(WHAT NEEDS TO BE DONE): Only lines with the word "true" belong in the answer; copy them from the records below.

Data records for software interfaces:
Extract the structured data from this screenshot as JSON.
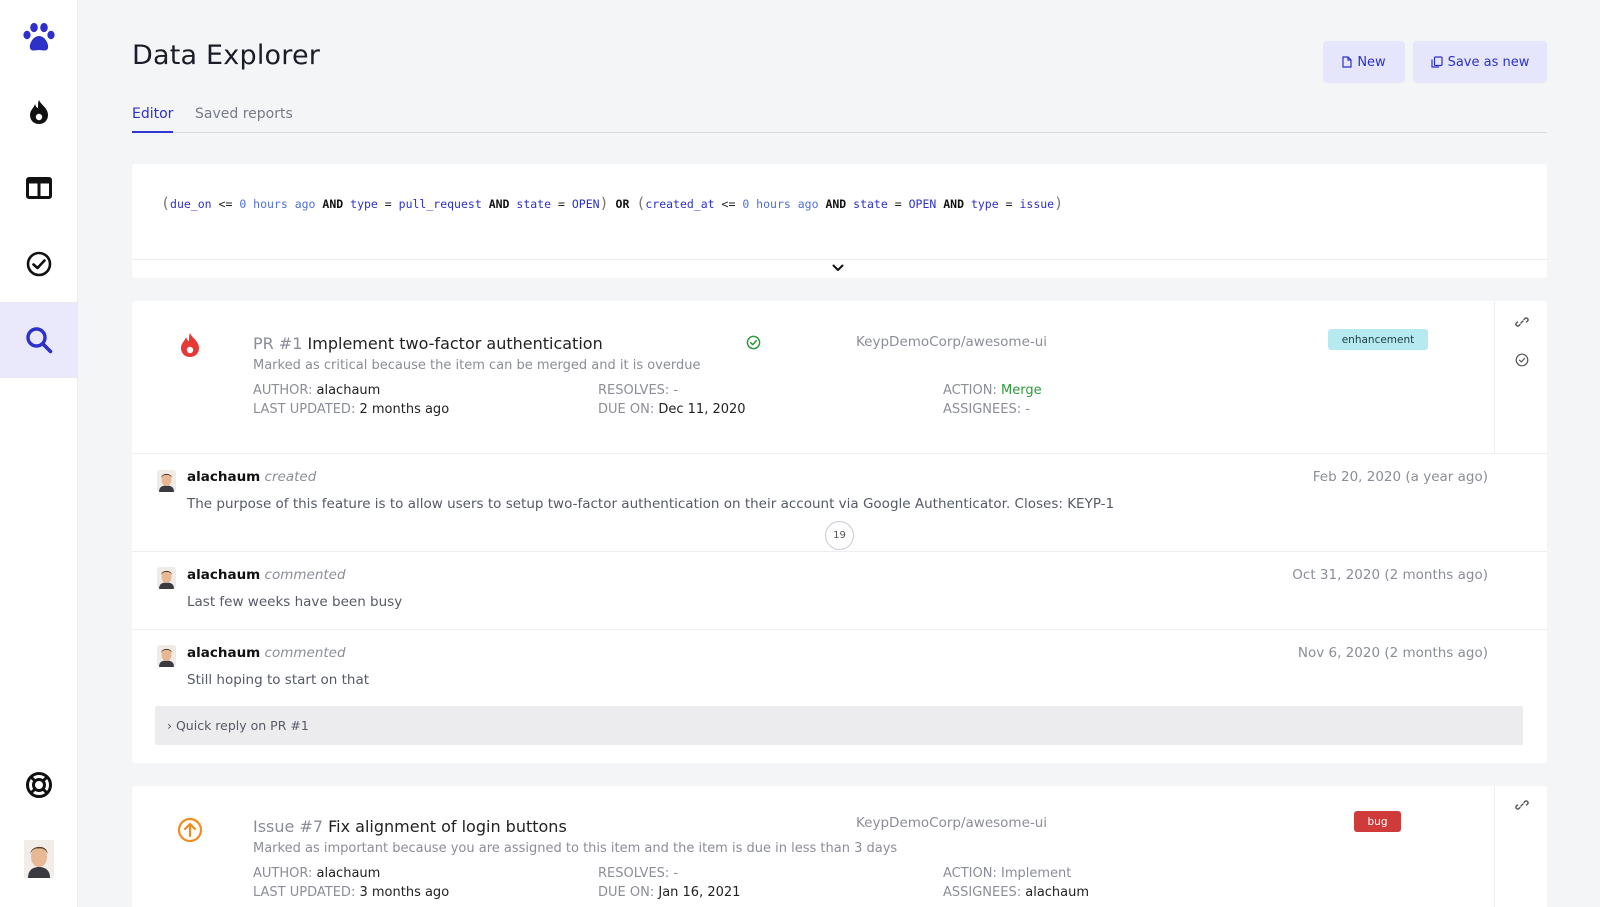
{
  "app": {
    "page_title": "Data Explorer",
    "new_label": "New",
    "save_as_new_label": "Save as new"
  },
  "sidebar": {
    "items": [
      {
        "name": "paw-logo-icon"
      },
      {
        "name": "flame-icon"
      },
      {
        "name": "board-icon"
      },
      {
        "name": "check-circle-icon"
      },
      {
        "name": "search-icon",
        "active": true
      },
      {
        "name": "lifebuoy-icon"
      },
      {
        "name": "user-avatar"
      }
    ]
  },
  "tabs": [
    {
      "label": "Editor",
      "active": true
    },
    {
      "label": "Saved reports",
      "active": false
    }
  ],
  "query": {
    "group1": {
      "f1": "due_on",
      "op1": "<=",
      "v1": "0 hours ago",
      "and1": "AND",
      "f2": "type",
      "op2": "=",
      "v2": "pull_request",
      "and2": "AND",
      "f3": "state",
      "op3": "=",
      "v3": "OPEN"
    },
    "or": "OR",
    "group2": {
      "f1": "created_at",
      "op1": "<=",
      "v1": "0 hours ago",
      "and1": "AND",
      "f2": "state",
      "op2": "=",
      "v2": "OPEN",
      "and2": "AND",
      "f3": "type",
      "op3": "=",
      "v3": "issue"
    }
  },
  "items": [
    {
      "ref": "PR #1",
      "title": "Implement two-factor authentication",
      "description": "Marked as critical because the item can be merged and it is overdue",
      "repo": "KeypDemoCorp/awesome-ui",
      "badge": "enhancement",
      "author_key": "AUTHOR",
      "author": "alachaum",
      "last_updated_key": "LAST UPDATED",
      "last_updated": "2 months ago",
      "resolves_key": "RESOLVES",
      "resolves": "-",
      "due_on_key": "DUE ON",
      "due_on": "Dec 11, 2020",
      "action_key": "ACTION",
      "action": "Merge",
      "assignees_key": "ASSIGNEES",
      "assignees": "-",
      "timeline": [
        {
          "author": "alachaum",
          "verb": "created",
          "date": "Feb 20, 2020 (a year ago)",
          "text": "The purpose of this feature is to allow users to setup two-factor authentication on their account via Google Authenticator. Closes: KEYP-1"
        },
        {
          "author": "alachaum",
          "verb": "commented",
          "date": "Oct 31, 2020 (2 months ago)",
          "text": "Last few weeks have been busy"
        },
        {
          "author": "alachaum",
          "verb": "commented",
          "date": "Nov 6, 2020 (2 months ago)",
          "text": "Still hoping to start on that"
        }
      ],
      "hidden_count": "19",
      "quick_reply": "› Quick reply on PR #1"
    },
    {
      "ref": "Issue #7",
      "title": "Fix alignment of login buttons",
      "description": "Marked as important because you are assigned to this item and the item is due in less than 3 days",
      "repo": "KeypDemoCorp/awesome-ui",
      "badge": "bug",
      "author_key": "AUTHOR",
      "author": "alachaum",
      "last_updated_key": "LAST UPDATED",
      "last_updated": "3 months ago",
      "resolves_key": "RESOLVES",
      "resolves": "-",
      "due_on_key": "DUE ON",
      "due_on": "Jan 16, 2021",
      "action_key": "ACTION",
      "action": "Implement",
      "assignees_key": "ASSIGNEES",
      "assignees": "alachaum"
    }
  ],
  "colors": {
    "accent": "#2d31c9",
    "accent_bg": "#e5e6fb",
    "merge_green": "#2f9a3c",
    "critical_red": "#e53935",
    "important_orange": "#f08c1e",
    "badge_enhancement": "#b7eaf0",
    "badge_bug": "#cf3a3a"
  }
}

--

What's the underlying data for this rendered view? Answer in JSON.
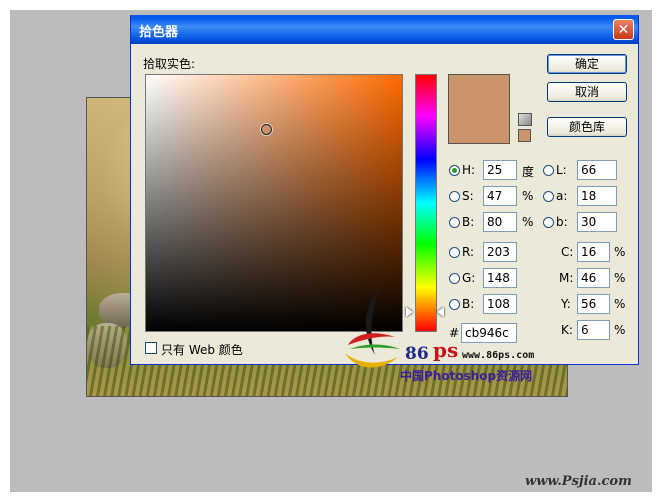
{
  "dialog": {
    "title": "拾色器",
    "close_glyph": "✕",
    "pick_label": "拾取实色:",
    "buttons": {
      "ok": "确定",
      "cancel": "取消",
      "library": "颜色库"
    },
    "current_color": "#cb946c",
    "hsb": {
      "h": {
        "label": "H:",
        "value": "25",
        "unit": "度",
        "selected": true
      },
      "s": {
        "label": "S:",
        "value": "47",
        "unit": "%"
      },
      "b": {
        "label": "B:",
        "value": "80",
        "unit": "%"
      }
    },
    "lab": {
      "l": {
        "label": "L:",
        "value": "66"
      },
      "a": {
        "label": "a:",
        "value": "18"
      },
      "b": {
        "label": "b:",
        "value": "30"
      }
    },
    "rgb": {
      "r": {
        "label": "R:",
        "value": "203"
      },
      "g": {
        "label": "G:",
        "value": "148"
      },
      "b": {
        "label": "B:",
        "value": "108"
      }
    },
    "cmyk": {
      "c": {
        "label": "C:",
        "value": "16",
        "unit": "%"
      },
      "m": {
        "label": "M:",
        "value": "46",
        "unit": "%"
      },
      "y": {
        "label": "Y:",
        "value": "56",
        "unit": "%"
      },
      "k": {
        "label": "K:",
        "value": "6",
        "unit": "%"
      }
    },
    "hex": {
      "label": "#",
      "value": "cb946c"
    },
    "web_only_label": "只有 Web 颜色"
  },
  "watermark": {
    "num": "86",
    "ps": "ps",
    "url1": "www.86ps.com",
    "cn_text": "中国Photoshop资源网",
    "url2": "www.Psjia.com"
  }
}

(YOUR SOLUTION):
        "active": true
      "active": true
        "selected": true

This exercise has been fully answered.